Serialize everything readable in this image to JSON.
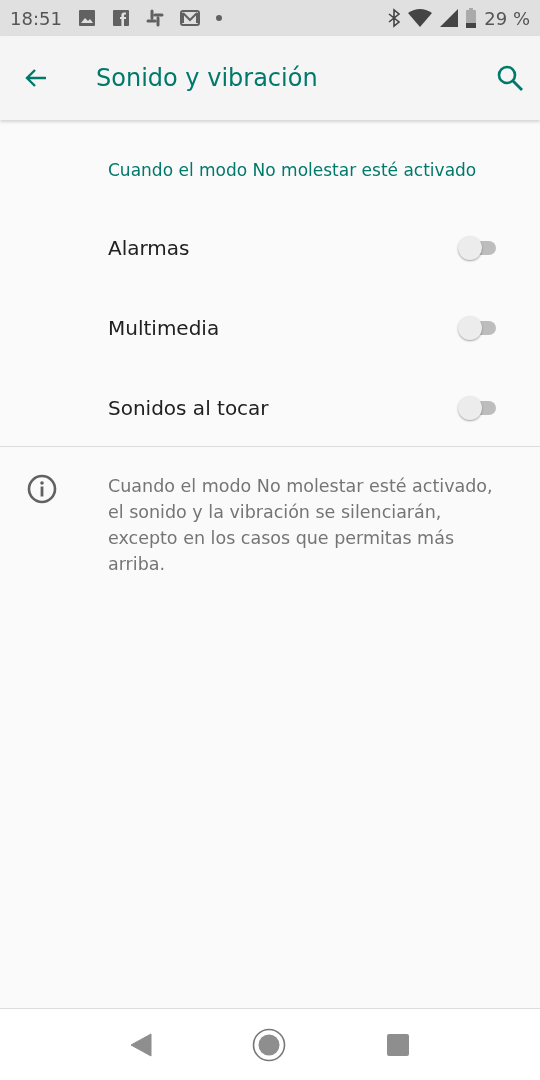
{
  "status_bar": {
    "time": "18:51",
    "battery": "29 %"
  },
  "app_bar": {
    "title": "Sonido y vibración"
  },
  "section": {
    "title": "Cuando el modo No molestar esté activado",
    "items": [
      {
        "label": "Alarmas",
        "checked": false
      },
      {
        "label": "Multimedia",
        "checked": false
      },
      {
        "label": "Sonidos al tocar",
        "checked": false
      }
    ]
  },
  "info": {
    "text": "Cuando el modo No molestar esté activado, el sonido y la vibración se silenciarán, excepto en los casos que permitas más arriba."
  }
}
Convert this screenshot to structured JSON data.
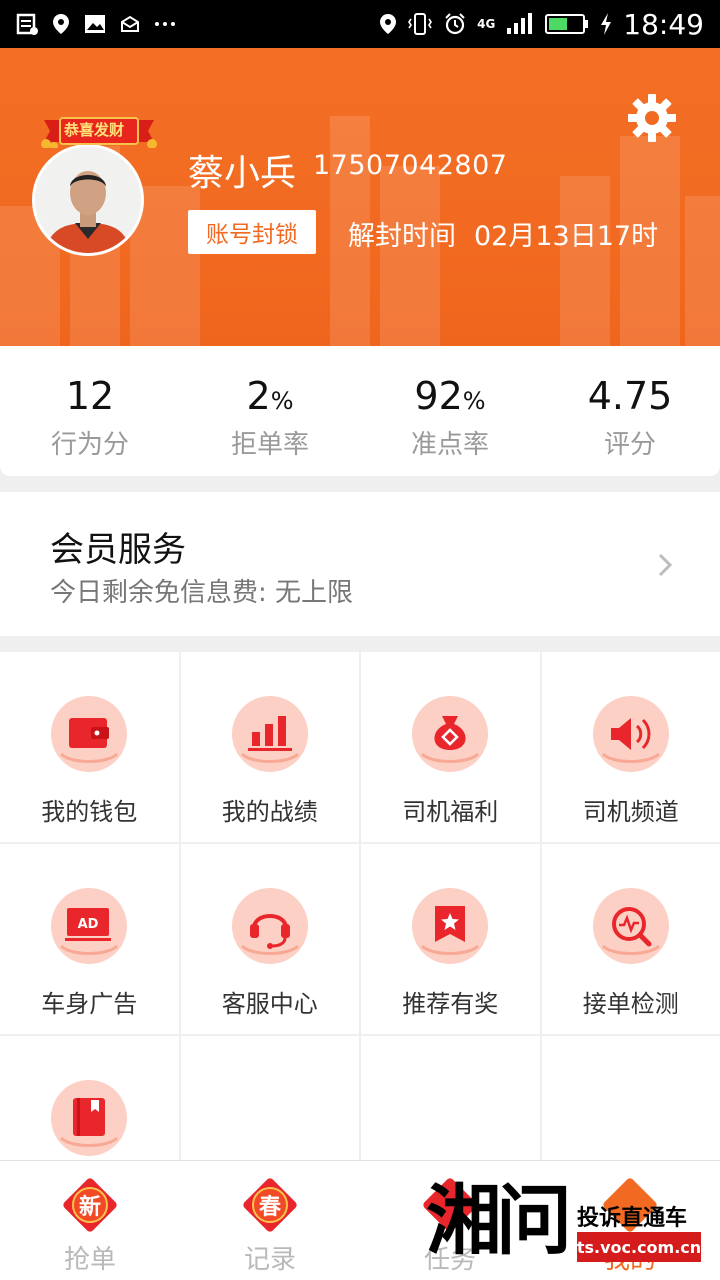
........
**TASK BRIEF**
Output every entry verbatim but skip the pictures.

**RESULT FOR THIS TASK**
Serialize everything readable in this image to JSON.
{
  "status_bar": {
    "time": "18:51",
    "battery": "29 %"
  },
  "app_bar": {
    "title": "Sonido y vibración"
  },
  "section": {
    "title": "Cuando el modo No molestar esté activado",
    "items": [
      {
        "label": "Alarmas",
        "checked": false
      },
      {
        "label": "Multimedia",
        "checked": false
      },
      {
        "label": "Sonidos al tocar",
        "checked": false
      }
    ]
  },
  "info": {
    "text": "Cuando el modo No molestar esté activado, el sonido y la vibración se silenciarán, excepto en los casos que permitas más arriba."
  }
}
Convert this screenshot to structured JSON data.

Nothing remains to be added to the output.